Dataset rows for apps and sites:

* * * *

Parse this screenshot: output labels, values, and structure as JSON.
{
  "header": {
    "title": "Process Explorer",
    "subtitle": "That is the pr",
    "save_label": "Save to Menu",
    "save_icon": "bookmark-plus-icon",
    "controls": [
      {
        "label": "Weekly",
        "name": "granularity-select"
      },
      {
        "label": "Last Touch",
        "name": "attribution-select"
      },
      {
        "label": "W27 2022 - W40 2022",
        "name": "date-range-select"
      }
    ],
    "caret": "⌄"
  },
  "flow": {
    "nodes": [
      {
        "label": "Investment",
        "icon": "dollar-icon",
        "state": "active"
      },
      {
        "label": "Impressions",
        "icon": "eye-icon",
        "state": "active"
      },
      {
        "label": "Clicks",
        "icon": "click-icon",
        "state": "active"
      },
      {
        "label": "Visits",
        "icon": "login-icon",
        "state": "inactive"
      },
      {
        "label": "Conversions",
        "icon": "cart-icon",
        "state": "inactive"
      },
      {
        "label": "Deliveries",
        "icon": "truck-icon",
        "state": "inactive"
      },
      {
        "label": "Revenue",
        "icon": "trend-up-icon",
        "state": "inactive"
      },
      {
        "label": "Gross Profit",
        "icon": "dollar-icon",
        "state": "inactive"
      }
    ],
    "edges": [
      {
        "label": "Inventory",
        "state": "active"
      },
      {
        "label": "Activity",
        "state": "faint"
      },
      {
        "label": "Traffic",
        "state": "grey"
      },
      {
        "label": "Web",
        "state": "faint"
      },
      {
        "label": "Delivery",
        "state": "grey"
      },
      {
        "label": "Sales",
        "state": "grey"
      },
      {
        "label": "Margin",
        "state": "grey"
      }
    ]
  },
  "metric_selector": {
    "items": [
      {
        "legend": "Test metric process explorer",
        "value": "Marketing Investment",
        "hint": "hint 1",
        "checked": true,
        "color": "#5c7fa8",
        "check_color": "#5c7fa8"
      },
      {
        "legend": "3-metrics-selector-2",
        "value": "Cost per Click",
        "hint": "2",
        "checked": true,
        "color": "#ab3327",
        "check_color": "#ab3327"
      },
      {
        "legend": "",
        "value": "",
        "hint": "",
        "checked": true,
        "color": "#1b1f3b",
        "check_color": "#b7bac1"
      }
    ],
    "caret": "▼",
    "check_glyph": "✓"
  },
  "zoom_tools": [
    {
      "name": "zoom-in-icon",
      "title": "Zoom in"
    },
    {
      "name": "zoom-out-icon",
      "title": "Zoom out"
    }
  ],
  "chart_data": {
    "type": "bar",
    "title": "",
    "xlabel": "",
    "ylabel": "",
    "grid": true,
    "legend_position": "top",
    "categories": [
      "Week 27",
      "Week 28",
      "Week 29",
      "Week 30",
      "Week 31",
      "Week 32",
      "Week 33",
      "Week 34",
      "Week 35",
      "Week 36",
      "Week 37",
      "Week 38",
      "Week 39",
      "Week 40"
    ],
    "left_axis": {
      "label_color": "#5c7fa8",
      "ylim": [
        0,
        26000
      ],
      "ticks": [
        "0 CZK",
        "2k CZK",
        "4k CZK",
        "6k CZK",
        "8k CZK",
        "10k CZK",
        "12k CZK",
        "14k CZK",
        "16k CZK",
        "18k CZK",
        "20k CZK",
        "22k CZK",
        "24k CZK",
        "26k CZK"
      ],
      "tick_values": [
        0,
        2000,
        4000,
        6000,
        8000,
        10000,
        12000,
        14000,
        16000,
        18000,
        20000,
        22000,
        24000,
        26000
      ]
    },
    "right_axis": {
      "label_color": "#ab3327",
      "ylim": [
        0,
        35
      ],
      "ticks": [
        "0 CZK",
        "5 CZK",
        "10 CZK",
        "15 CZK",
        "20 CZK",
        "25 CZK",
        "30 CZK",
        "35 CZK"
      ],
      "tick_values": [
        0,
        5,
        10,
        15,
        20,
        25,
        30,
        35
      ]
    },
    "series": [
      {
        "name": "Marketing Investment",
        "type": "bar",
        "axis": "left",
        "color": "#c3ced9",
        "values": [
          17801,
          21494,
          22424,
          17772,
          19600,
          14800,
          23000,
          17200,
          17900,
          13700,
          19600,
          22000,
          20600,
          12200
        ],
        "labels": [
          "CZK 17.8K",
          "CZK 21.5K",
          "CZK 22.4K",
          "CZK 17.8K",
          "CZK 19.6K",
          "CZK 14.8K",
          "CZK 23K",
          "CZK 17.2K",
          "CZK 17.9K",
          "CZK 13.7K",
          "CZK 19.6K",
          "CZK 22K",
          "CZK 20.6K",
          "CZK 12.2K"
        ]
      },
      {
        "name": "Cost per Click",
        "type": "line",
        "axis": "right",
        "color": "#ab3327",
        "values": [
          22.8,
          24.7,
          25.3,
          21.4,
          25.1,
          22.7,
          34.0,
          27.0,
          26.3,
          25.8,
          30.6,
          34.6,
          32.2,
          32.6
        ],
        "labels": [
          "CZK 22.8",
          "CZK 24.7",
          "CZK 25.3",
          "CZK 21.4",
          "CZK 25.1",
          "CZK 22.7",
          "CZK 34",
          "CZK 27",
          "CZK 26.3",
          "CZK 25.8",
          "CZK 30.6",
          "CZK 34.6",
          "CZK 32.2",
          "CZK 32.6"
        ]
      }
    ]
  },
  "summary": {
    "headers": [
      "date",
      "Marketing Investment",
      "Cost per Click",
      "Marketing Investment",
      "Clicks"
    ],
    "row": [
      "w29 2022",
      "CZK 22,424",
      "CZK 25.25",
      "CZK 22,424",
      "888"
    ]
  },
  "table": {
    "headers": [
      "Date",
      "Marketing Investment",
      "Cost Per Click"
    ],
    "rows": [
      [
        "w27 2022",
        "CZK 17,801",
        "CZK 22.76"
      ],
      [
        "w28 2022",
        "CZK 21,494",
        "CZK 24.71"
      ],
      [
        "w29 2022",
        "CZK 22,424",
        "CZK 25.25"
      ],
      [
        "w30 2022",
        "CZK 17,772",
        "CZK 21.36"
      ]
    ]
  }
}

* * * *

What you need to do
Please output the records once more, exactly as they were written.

The completed task
Parse this screenshot: output labels, values, and structure as JSON.
{
  "header": {
    "title": "Process Explorer",
    "subtitle": "That is the pr",
    "save_label": "Save to Menu",
    "save_icon": "bookmark-plus-icon",
    "controls": [
      {
        "label": "Weekly",
        "name": "granularity-select"
      },
      {
        "label": "Last Touch",
        "name": "attribution-select"
      },
      {
        "label": "W27 2022 - W40 2022",
        "name": "date-range-select"
      }
    ],
    "caret": "⌄"
  },
  "flow": {
    "nodes": [
      {
        "label": "Investment",
        "icon": "dollar-icon",
        "state": "active"
      },
      {
        "label": "Impressions",
        "icon": "eye-icon",
        "state": "active"
      },
      {
        "label": "Clicks",
        "icon": "click-icon",
        "state": "active"
      },
      {
        "label": "Visits",
        "icon": "login-icon",
        "state": "inactive"
      },
      {
        "label": "Conversions",
        "icon": "cart-icon",
        "state": "inactive"
      },
      {
        "label": "Deliveries",
        "icon": "truck-icon",
        "state": "inactive"
      },
      {
        "label": "Revenue",
        "icon": "trend-up-icon",
        "state": "inactive"
      },
      {
        "label": "Gross Profit",
        "icon": "dollar-icon",
        "state": "inactive"
      }
    ],
    "edges": [
      {
        "label": "Inventory",
        "state": "active"
      },
      {
        "label": "Activity",
        "state": "faint"
      },
      {
        "label": "Traffic",
        "state": "grey"
      },
      {
        "label": "Web",
        "state": "faint"
      },
      {
        "label": "Delivery",
        "state": "grey"
      },
      {
        "label": "Sales",
        "state": "grey"
      },
      {
        "label": "Margin",
        "state": "grey"
      }
    ]
  },
  "metric_selector": {
    "items": [
      {
        "legend": "Test metric process explorer",
        "value": "Marketing Investment",
        "hint": "hint 1",
        "checked": true,
        "color": "#5c7fa8",
        "check_color": "#5c7fa8"
      },
      {
        "legend": "3-metrics-selector-2",
        "value": "Cost per Click",
        "hint": "2",
        "checked": true,
        "color": "#ab3327",
        "check_color": "#ab3327"
      },
      {
        "legend": "",
        "value": "",
        "hint": "",
        "checked": true,
        "color": "#1b1f3b",
        "check_color": "#b7bac1"
      }
    ],
    "caret": "▼",
    "check_glyph": "✓"
  },
  "zoom_tools": [
    {
      "name": "zoom-in-icon",
      "title": "Zoom in"
    },
    {
      "name": "zoom-out-icon",
      "title": "Zoom out"
    }
  ],
  "chart_data": {
    "type": "bar",
    "title": "",
    "xlabel": "",
    "ylabel": "",
    "grid": true,
    "legend_position": "top",
    "categories": [
      "Week 27",
      "Week 28",
      "Week 29",
      "Week 30",
      "Week 31",
      "Week 32",
      "Week 33",
      "Week 34",
      "Week 35",
      "Week 36",
      "Week 37",
      "Week 38",
      "Week 39",
      "Week 40"
    ],
    "left_axis": {
      "label_color": "#5c7fa8",
      "ylim": [
        0,
        26000
      ],
      "ticks": [
        "0 CZK",
        "2k CZK",
        "4k CZK",
        "6k CZK",
        "8k CZK",
        "10k CZK",
        "12k CZK",
        "14k CZK",
        "16k CZK",
        "18k CZK",
        "20k CZK",
        "22k CZK",
        "24k CZK",
        "26k CZK"
      ],
      "tick_values": [
        0,
        2000,
        4000,
        6000,
        8000,
        10000,
        12000,
        14000,
        16000,
        18000,
        20000,
        22000,
        24000,
        26000
      ]
    },
    "right_axis": {
      "label_color": "#ab3327",
      "ylim": [
        0,
        35
      ],
      "ticks": [
        "0 CZK",
        "5 CZK",
        "10 CZK",
        "15 CZK",
        "20 CZK",
        "25 CZK",
        "30 CZK",
        "35 CZK"
      ],
      "tick_values": [
        0,
        5,
        10,
        15,
        20,
        25,
        30,
        35
      ]
    },
    "series": [
      {
        "name": "Marketing Investment",
        "type": "bar",
        "axis": "left",
        "color": "#c3ced9",
        "values": [
          17801,
          21494,
          22424,
          17772,
          19600,
          14800,
          23000,
          17200,
          17900,
          13700,
          19600,
          22000,
          20600,
          12200
        ],
        "labels": [
          "CZK 17.8K",
          "CZK 21.5K",
          "CZK 22.4K",
          "CZK 17.8K",
          "CZK 19.6K",
          "CZK 14.8K",
          "CZK 23K",
          "CZK 17.2K",
          "CZK 17.9K",
          "CZK 13.7K",
          "CZK 19.6K",
          "CZK 22K",
          "CZK 20.6K",
          "CZK 12.2K"
        ]
      },
      {
        "name": "Cost per Click",
        "type": "line",
        "axis": "right",
        "color": "#ab3327",
        "values": [
          22.8,
          24.7,
          25.3,
          21.4,
          25.1,
          22.7,
          34.0,
          27.0,
          26.3,
          25.8,
          30.6,
          34.6,
          32.2,
          32.6
        ],
        "labels": [
          "CZK 22.8",
          "CZK 24.7",
          "CZK 25.3",
          "CZK 21.4",
          "CZK 25.1",
          "CZK 22.7",
          "CZK 34",
          "CZK 27",
          "CZK 26.3",
          "CZK 25.8",
          "CZK 30.6",
          "CZK 34.6",
          "CZK 32.2",
          "CZK 32.6"
        ]
      }
    ]
  },
  "summary": {
    "headers": [
      "date",
      "Marketing Investment",
      "Cost per Click",
      "Marketing Investment",
      "Clicks"
    ],
    "row": [
      "w29 2022",
      "CZK 22,424",
      "CZK 25.25",
      "CZK 22,424",
      "888"
    ]
  },
  "table": {
    "headers": [
      "Date",
      "Marketing Investment",
      "Cost Per Click"
    ],
    "rows": [
      [
        "w27 2022",
        "CZK 17,801",
        "CZK 22.76"
      ],
      [
        "w28 2022",
        "CZK 21,494",
        "CZK 24.71"
      ],
      [
        "w29 2022",
        "CZK 22,424",
        "CZK 25.25"
      ],
      [
        "w30 2022",
        "CZK 17,772",
        "CZK 21.36"
      ]
    ]
  }
}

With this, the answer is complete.